This iconic windmill is the only 8 sailed working windmill in England. The mill was built in 1830 for Michael Hare, but it only had 5 sails. A storm blew off the cap and sails in 1892. The mill owner at the time was John Pocklington, and rather than rebuild the mill cap and sails from scratch he found a mill in Boston that was being dismantled. He used the cap and 8 sails from the Boston mill, and reused bricks from that mill to build a new mill house that stands at the base of the mill. Heckington's 8 sailed mill ceased operation in 1946.

It was restored by the Kesteven County Council and is once more in full working order. It is now owned by the County Council and operated by a local group of volunteers. You can see wheat being ground into flour and learn how the milling process takes place. Wheat used in milling is a grown locally, within sight of the mill itself, and you can purchase bags of the finished product, both whole meal and white flour.

St Andrew's Church

One of the finest parish churches in East Anglia, if not all of England, St Andrew's is a magnificent example of Decorated Gothic style. Inside and out you will find beautifully carved faces peering out from amongst tangles of stone foliage.
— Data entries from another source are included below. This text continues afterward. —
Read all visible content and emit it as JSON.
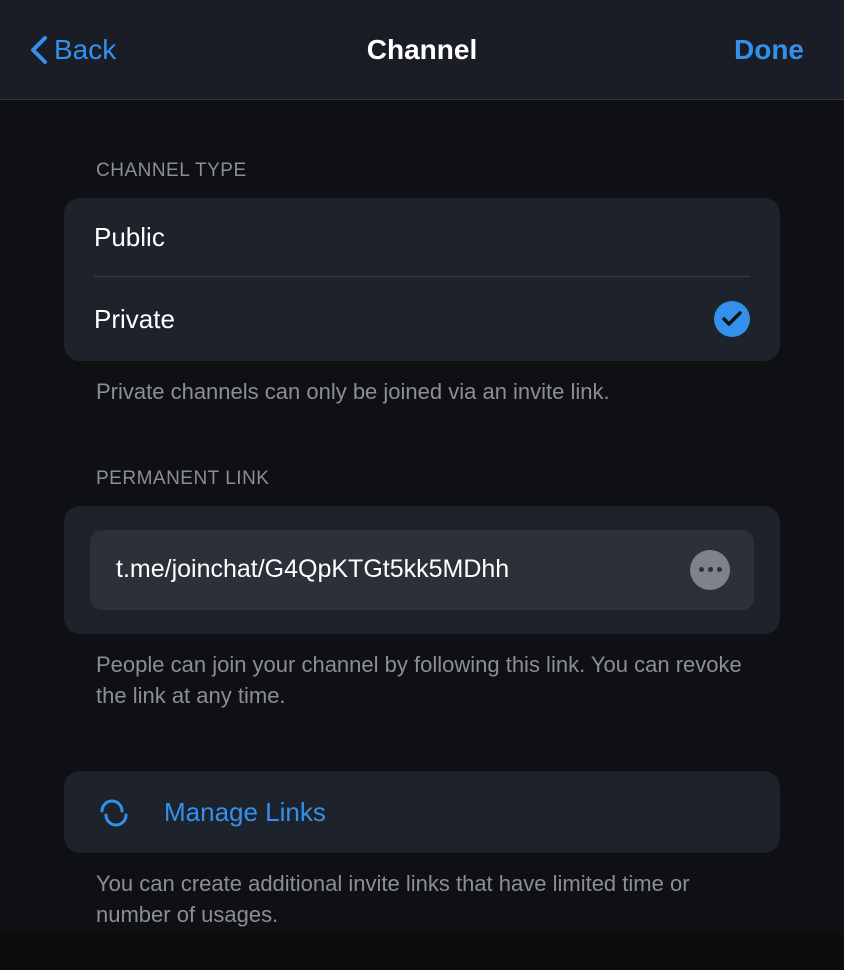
{
  "header": {
    "back_label": "Back",
    "title": "Channel",
    "done_label": "Done"
  },
  "channel_type": {
    "header": "CHANNEL TYPE",
    "options": [
      {
        "label": "Public",
        "selected": false
      },
      {
        "label": "Private",
        "selected": true
      }
    ],
    "footer": "Private channels can only be joined via an invite link."
  },
  "permanent_link": {
    "header": "PERMANENT LINK",
    "url": "t.me/joinchat/G4QpKTGt5kk5MDhh",
    "footer": "People can join your channel by following this link. You can revoke the link at any time."
  },
  "manage_links": {
    "label": "Manage Links",
    "footer": "You can create additional invite links that have limited time or number of usages."
  },
  "colors": {
    "accent": "#3390ec"
  }
}
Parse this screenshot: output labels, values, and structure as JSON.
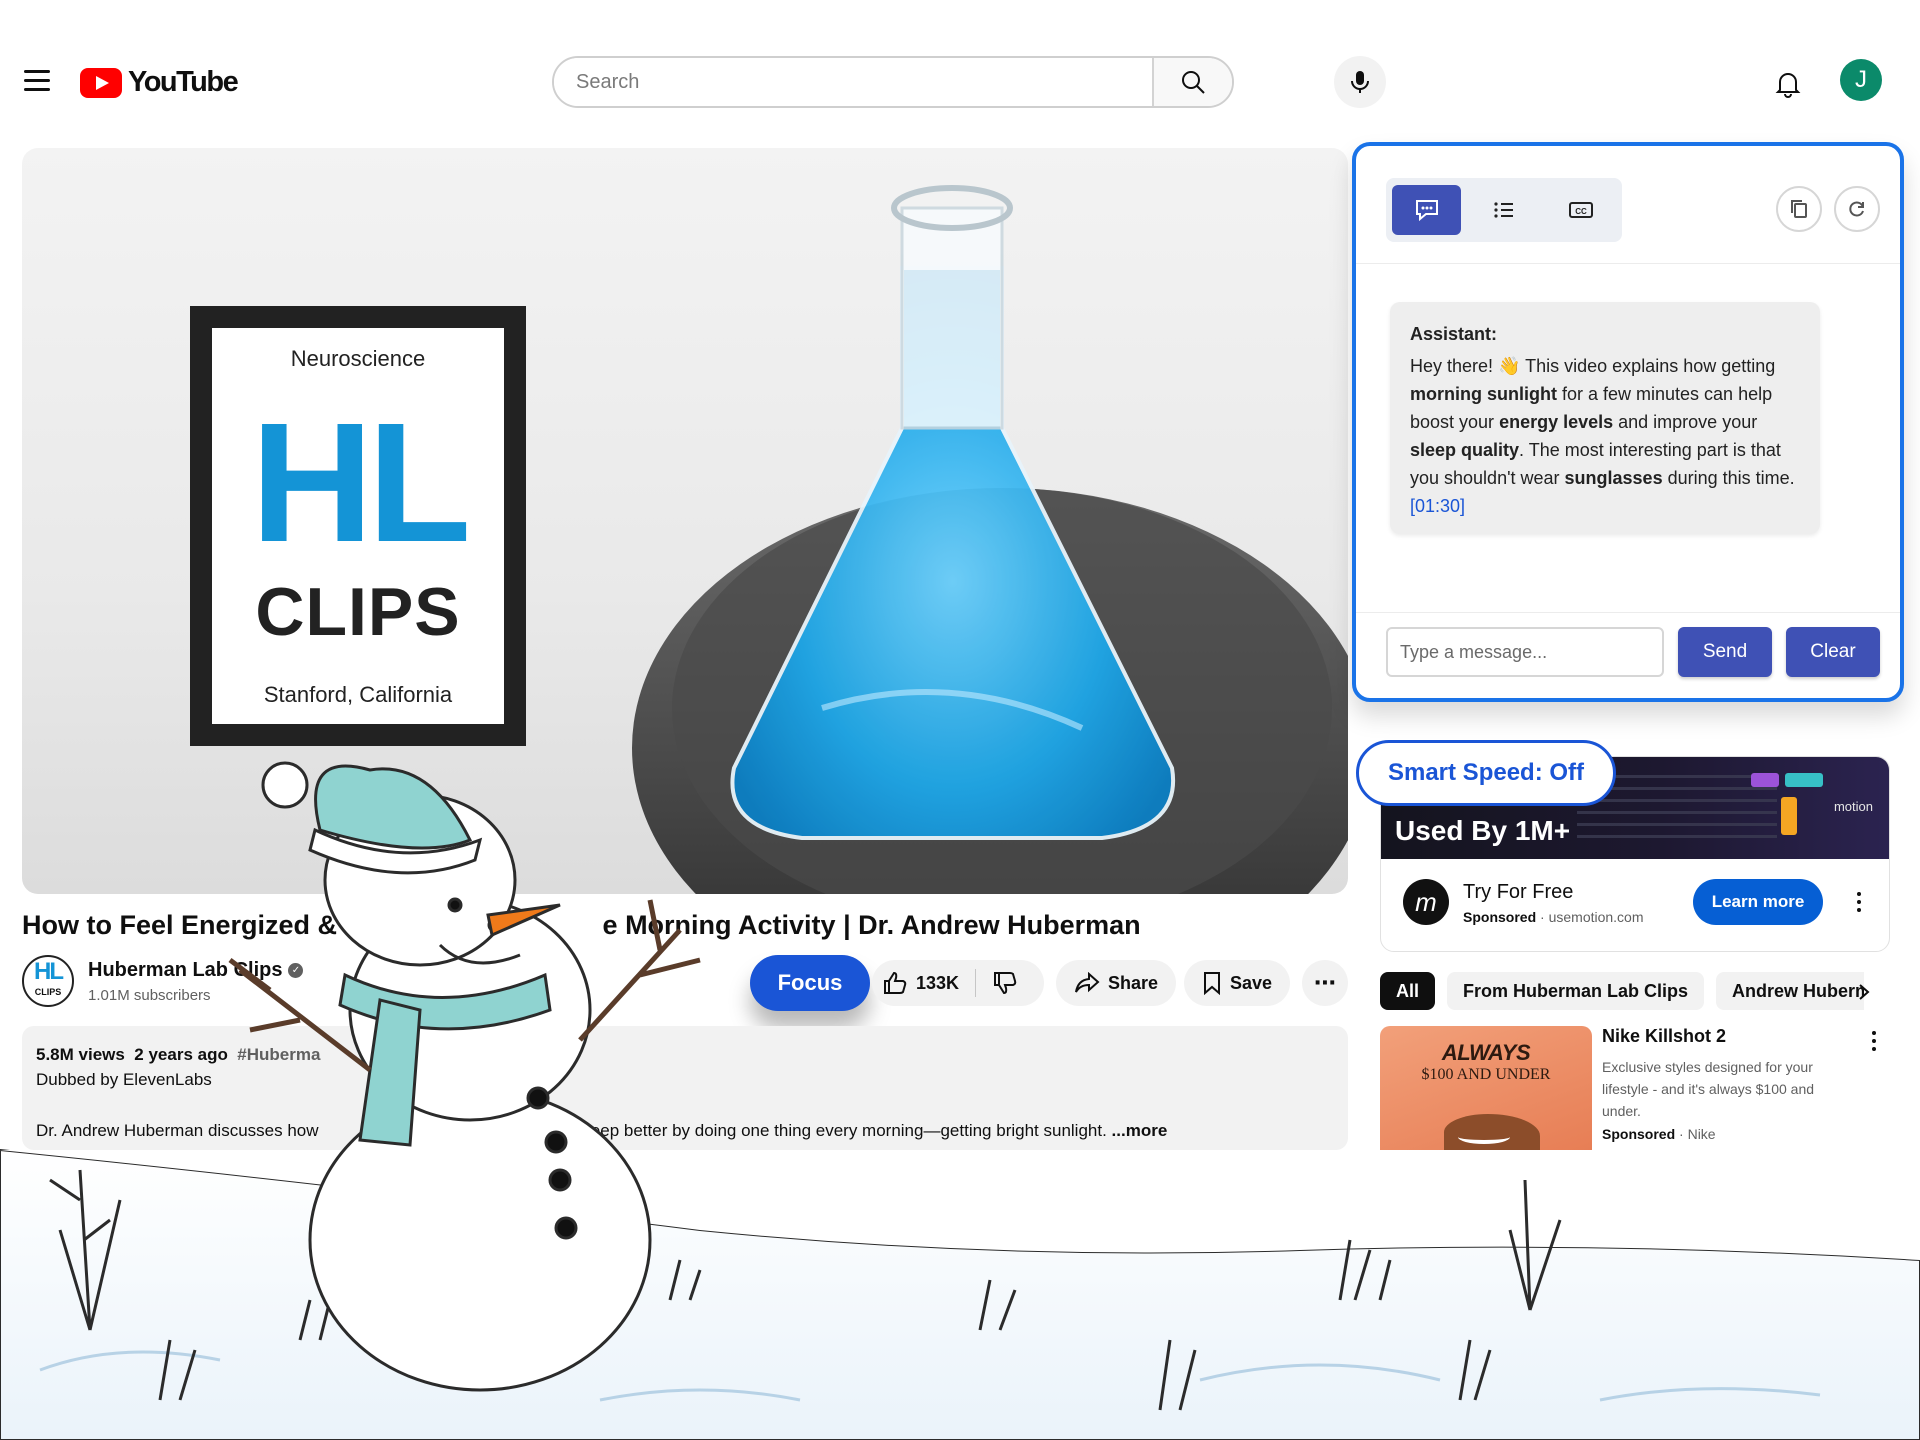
{
  "header": {
    "logo_text": "YouTube",
    "search_placeholder": "Search",
    "avatar_initial": "J"
  },
  "player": {
    "card_top": "Neuroscience",
    "card_letters": "HL",
    "card_clips": "CLIPS",
    "card_bottom": "Stanford, California"
  },
  "video": {
    "title": "How to Feel Energized & S",
    "title_rest": "e Morning Activity | Dr. Andrew Huberman",
    "channel_name": "Huberman Lab Clips",
    "subscribers": "1.01M subscribers",
    "focus_label": "Focus",
    "like_count": "133K",
    "share_label": "Share",
    "save_label": "Save",
    "views": "5.8M views",
    "age": "2 years ago",
    "hashtag": "#Huberma",
    "dubbed": "Dubbed by ElevenLabs",
    "desc_start": "Dr. Andrew Huberman discusses how",
    "desc_end": "sleep better by doing one thing every morning—getting bright sunlight.",
    "more_label": "...more"
  },
  "assistant": {
    "speaker": "Assistant:",
    "msg_1": "Hey there! 👋 This video explains how getting ",
    "bold_1": "morning sunlight",
    "msg_2": " for a few minutes can help boost your ",
    "bold_2": "energy levels",
    "msg_3": " and improve your ",
    "bold_3": "sleep quality",
    "msg_4": ". The most interesting part is that you shouldn't wear ",
    "bold_4": "sunglasses",
    "msg_5": " during this time. ",
    "timestamp": "[01:30]",
    "input_placeholder": "Type a message...",
    "send_label": "Send",
    "clear_label": "Clear"
  },
  "smart_speed": "Smart Speed: Off",
  "ad": {
    "banner_text": "Used By 1M+",
    "banner_brand": "motion",
    "title": "Try For Free",
    "sponsored": "Sponsored",
    "domain": "usemotion.com",
    "cta": "Learn more"
  },
  "chips": [
    "All",
    "From Huberman Lab Clips",
    "Andrew Huberman"
  ],
  "nike": {
    "thumb_line1": "ALWAYS",
    "thumb_line2": "$100 AND UNDER",
    "title": "Nike Killshot 2",
    "desc": "Exclusive styles designed for your lifestyle - and it's always $100 and under.",
    "sponsored": "Sponsored",
    "advertiser": "Nike"
  },
  "colors": {
    "youtube_red": "#ff0000",
    "assistant_border": "#1a73e8",
    "assistant_button": "#3f51b5",
    "focus_button": "#1a55d6",
    "learn_more": "#065fd4",
    "flask_liquid": "#1ea7e8"
  }
}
The person most responsible for the wonderful carving was Richard de Potesgrave, who served both Edward II and Edward III as royal chaplain. De Potesgrave's worn effigy is set within a finely carved tomb recess, but it is the grouping of the piscina, triple sedilia, and Easter Sepulchre in the chancel that makes St Andrew's such a treasure.

The Easter Sepulchre is one of the finest 14th century monuments in England, a marvel of the stone carver's art. Facing it is a canopied sedilia where clergy say during services. The canopy is decorated with amusing figures including a priest trying to separate a bickering husband and wife.

The Heckington Show, which usually takes place in late July, bills itself as the largest village show in England. The show features farm animals and agricultural exhibits, children's activities, road races, show jumping, heritage displays, and much more.

There is an active Heritage Trust, who have helped preserve local historic buildings, and have created a Heritage Trail leaflet linking local historic sites. One of these sites is The Pearooms, a warehouse built before 1905 in the station yard of the railway. The building was restored by a local heritage trust and now serves as private flats, and a place to exhibit local crafts and to house tourist information.

Opposite Limetree Walk on High Street is the Pinfold, a brick-walled enclosure built in the 18th century to hold stray cattle. Any stray cow found wandering about would be brought to the enclosure and the owner had to pay a fine to get it released - rather like having your car clamped today!